* Aim of the task *
Each line of the data below holding the word "value" must be copied.

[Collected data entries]
__________________________________________________

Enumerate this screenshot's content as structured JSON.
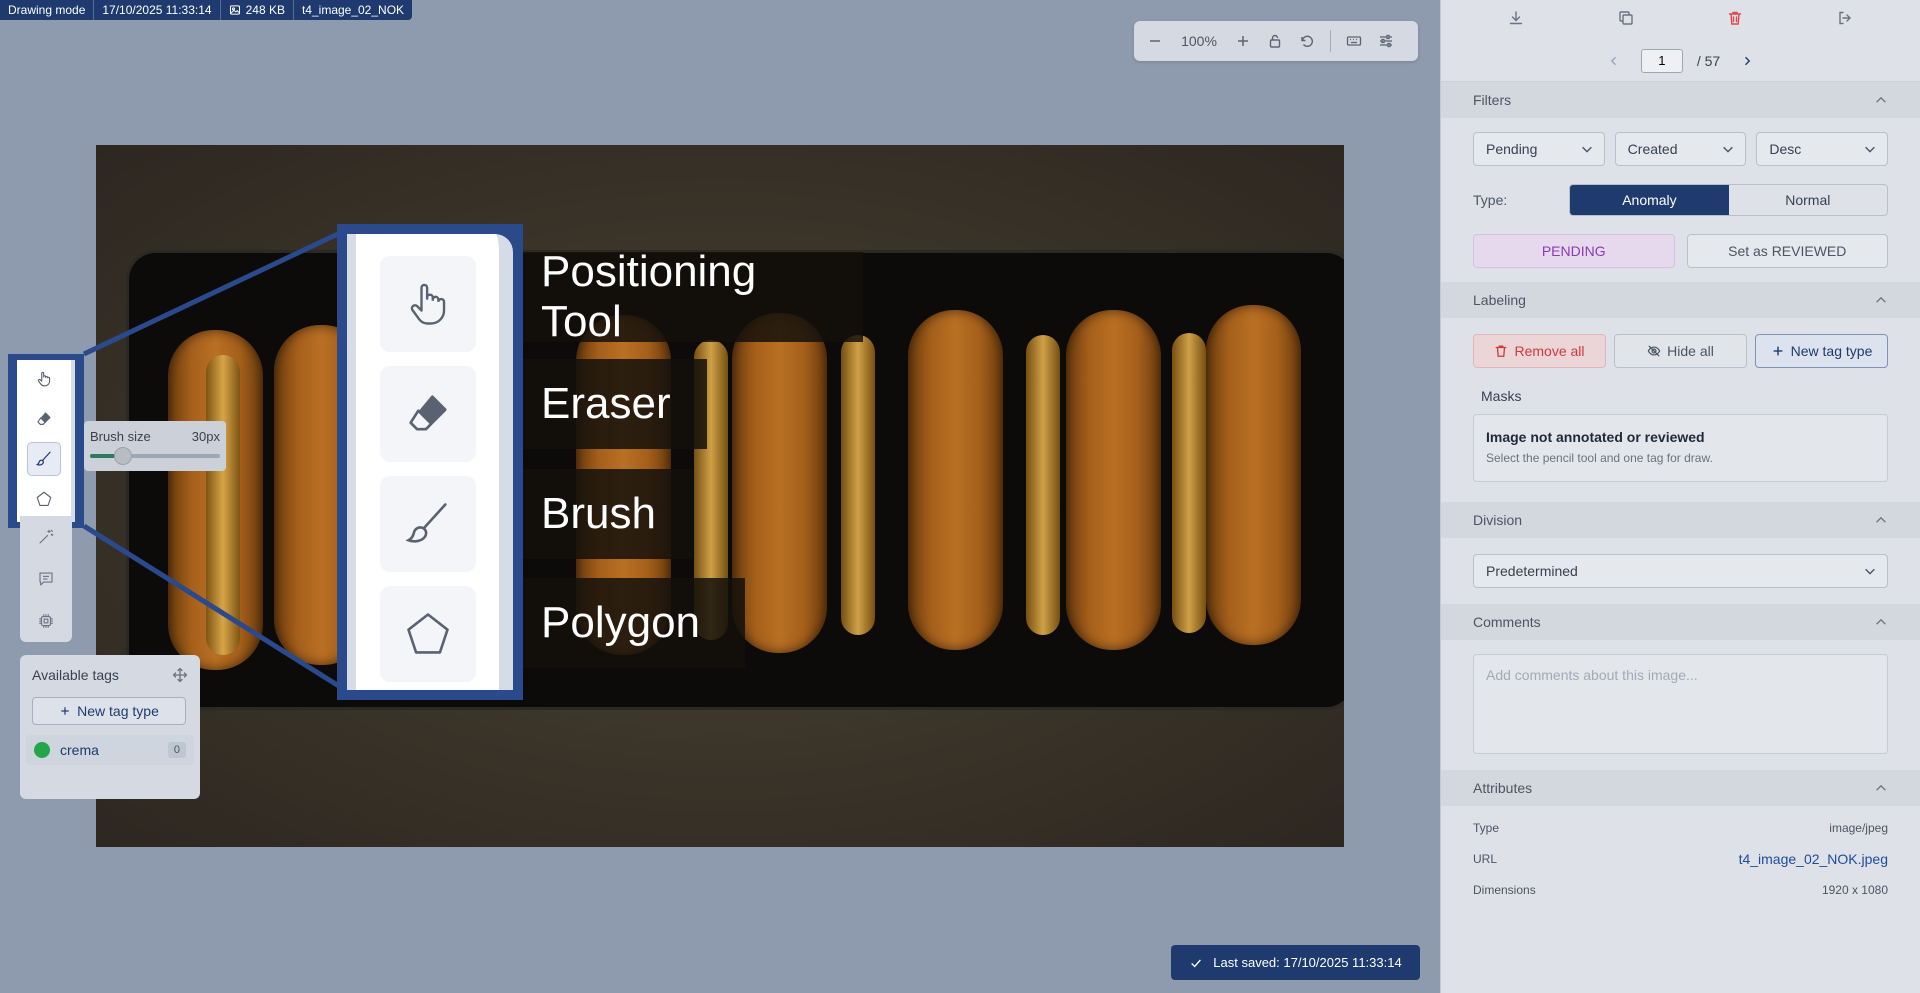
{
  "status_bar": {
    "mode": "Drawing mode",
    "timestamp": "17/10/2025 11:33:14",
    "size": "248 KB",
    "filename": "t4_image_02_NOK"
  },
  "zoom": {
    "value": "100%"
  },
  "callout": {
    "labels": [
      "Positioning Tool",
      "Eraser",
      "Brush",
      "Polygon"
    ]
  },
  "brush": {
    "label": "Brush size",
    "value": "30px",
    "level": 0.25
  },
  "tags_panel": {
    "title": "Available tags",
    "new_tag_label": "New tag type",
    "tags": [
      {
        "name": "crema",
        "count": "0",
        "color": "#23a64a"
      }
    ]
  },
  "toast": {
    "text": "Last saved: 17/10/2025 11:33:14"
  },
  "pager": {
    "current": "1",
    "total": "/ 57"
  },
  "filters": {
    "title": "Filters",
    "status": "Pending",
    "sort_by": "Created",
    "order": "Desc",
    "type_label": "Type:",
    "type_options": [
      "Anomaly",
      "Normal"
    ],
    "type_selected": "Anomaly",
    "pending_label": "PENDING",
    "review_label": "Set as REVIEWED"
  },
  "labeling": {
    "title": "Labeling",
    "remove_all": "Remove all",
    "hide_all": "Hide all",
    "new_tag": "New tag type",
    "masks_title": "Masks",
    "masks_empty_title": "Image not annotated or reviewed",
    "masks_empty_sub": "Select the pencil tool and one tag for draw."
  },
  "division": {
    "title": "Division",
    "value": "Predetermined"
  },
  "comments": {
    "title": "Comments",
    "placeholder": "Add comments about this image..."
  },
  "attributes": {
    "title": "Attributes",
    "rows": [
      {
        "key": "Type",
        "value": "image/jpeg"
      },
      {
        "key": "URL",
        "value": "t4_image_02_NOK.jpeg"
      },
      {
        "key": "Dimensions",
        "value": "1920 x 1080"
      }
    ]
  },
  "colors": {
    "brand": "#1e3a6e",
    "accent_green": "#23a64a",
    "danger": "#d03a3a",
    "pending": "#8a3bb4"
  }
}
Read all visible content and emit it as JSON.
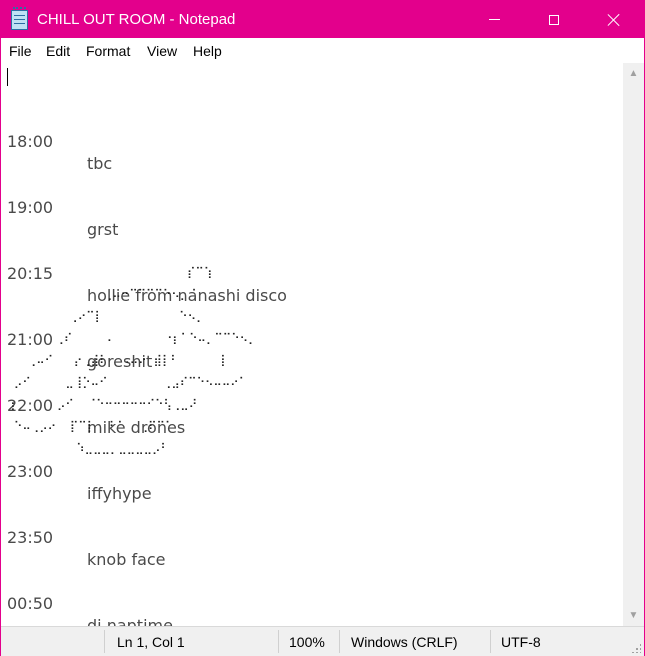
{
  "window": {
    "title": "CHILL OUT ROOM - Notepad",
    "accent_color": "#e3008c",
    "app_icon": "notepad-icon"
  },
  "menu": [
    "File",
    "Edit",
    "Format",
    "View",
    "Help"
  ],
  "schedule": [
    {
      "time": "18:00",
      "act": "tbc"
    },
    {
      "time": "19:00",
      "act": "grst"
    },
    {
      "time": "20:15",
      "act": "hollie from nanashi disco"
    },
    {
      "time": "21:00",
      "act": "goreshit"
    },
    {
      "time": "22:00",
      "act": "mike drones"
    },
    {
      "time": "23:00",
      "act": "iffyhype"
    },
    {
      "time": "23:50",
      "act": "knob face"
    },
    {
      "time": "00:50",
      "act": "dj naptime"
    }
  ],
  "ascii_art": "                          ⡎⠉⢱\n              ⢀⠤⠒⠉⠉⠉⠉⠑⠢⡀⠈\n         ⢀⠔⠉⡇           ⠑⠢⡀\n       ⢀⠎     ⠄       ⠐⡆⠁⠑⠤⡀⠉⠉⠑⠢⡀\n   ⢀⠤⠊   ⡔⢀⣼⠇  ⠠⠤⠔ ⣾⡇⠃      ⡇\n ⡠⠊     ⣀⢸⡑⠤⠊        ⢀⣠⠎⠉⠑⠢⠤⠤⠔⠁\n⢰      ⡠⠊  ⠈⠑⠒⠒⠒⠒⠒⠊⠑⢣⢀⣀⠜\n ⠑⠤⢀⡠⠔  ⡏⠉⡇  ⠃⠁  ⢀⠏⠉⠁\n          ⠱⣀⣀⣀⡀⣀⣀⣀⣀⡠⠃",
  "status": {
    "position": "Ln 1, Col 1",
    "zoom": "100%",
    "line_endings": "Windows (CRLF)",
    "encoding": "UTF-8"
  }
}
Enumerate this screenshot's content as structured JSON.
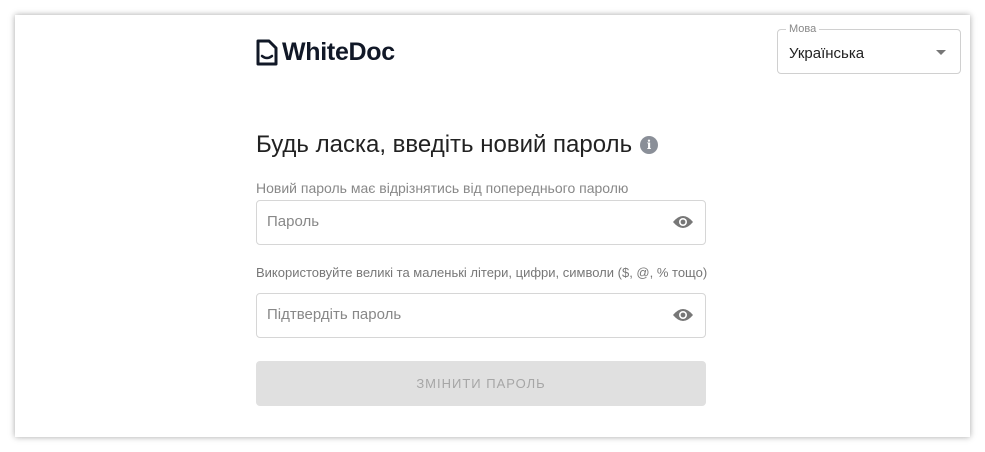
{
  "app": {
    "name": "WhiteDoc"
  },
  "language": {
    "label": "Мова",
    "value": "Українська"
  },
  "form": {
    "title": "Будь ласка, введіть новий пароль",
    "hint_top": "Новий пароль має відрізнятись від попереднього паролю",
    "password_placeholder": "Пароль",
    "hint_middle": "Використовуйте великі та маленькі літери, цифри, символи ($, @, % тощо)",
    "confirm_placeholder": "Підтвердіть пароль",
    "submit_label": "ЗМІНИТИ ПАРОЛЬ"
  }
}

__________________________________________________

* Answer to this problem *
    "value": "100%"
    "value": "30px",
    "value": "Predetermined"
        "value": "image/jpeg"
        "value": "t4_image_02_NOK.jpeg"
        "value": "1920 x 1080"
    "value": "Українська"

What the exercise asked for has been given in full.